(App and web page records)
══════════
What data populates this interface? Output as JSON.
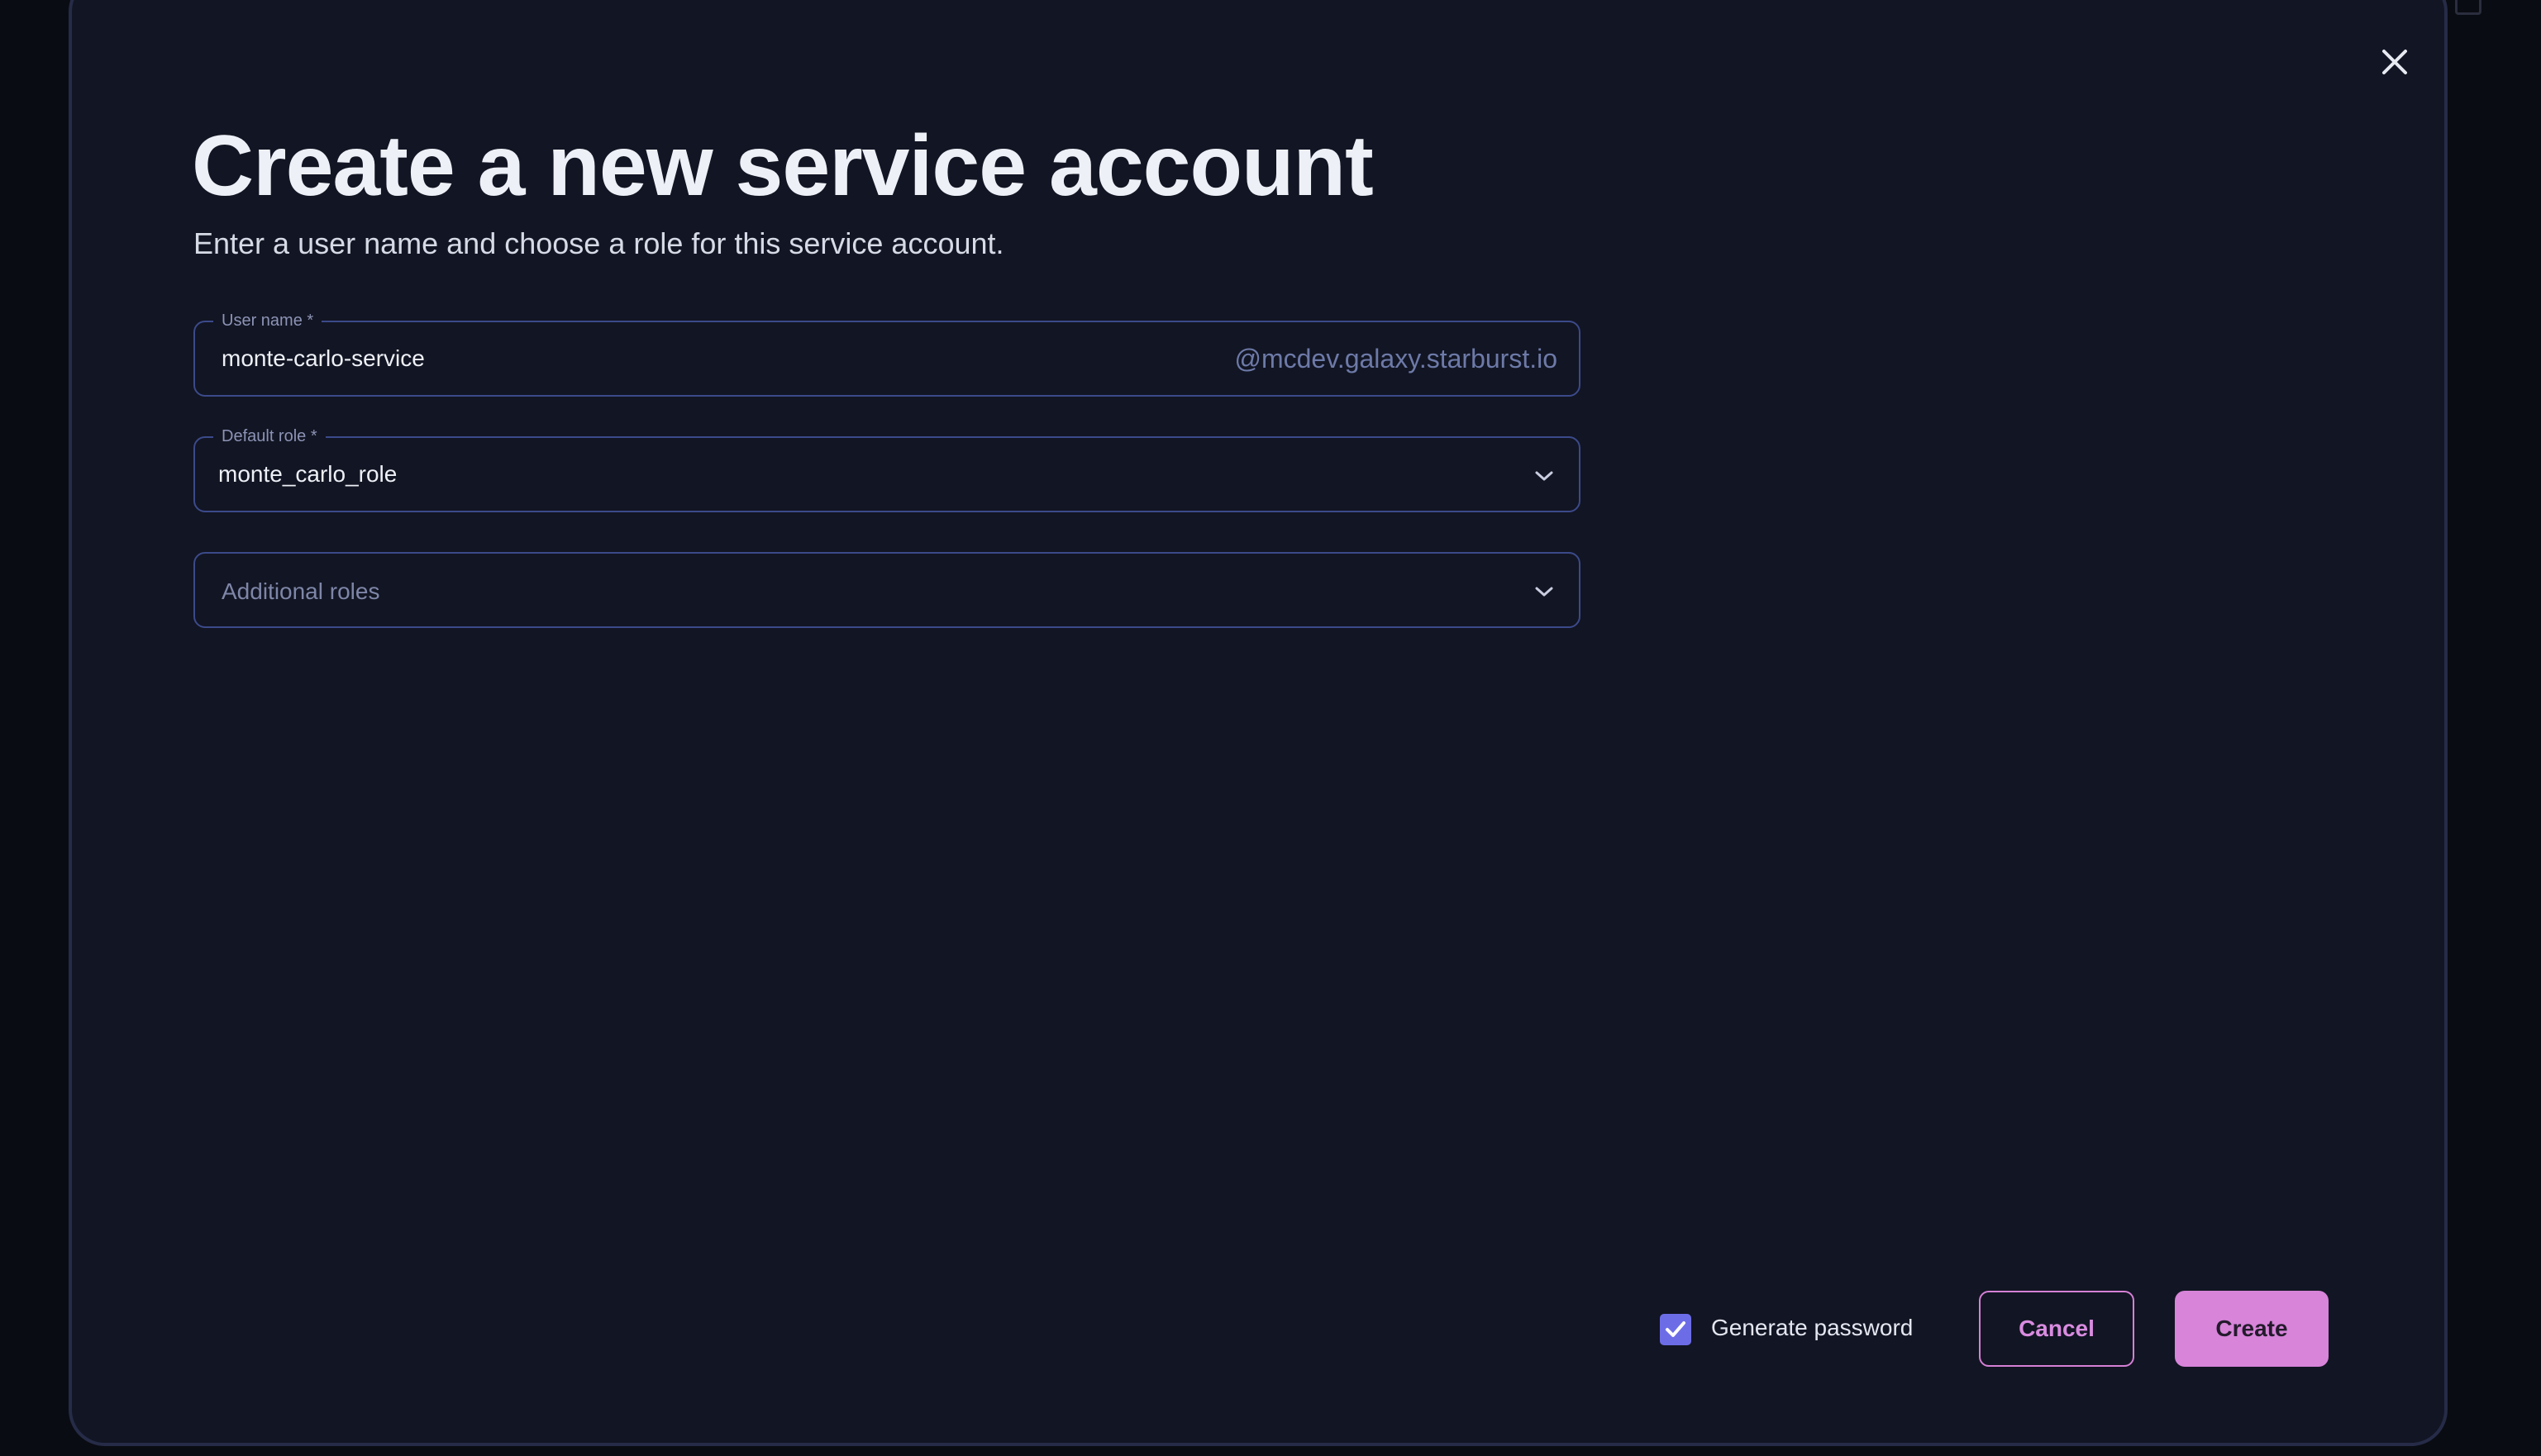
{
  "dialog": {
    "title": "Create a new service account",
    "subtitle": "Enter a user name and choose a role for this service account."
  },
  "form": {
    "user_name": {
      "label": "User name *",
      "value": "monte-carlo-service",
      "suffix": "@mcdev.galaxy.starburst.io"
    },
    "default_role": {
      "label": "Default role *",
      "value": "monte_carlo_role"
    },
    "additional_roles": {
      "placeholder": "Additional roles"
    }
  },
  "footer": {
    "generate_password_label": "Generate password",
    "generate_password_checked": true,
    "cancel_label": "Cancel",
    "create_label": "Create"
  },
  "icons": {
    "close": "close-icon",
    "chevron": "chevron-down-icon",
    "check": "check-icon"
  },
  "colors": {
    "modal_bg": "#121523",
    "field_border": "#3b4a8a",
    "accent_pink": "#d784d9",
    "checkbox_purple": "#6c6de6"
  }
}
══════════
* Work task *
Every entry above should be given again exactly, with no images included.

* Completed task *
What data populates this interface? Output as JSON.
{
  "dialog": {
    "title": "Create a new service account",
    "subtitle": "Enter a user name and choose a role for this service account."
  },
  "form": {
    "user_name": {
      "label": "User name *",
      "value": "monte-carlo-service",
      "suffix": "@mcdev.galaxy.starburst.io"
    },
    "default_role": {
      "label": "Default role *",
      "value": "monte_carlo_role"
    },
    "additional_roles": {
      "placeholder": "Additional roles"
    }
  },
  "footer": {
    "generate_password_label": "Generate password",
    "generate_password_checked": true,
    "cancel_label": "Cancel",
    "create_label": "Create"
  },
  "icons": {
    "close": "close-icon",
    "chevron": "chevron-down-icon",
    "check": "check-icon"
  },
  "colors": {
    "modal_bg": "#121523",
    "field_border": "#3b4a8a",
    "accent_pink": "#d784d9",
    "checkbox_purple": "#6c6de6"
  }
}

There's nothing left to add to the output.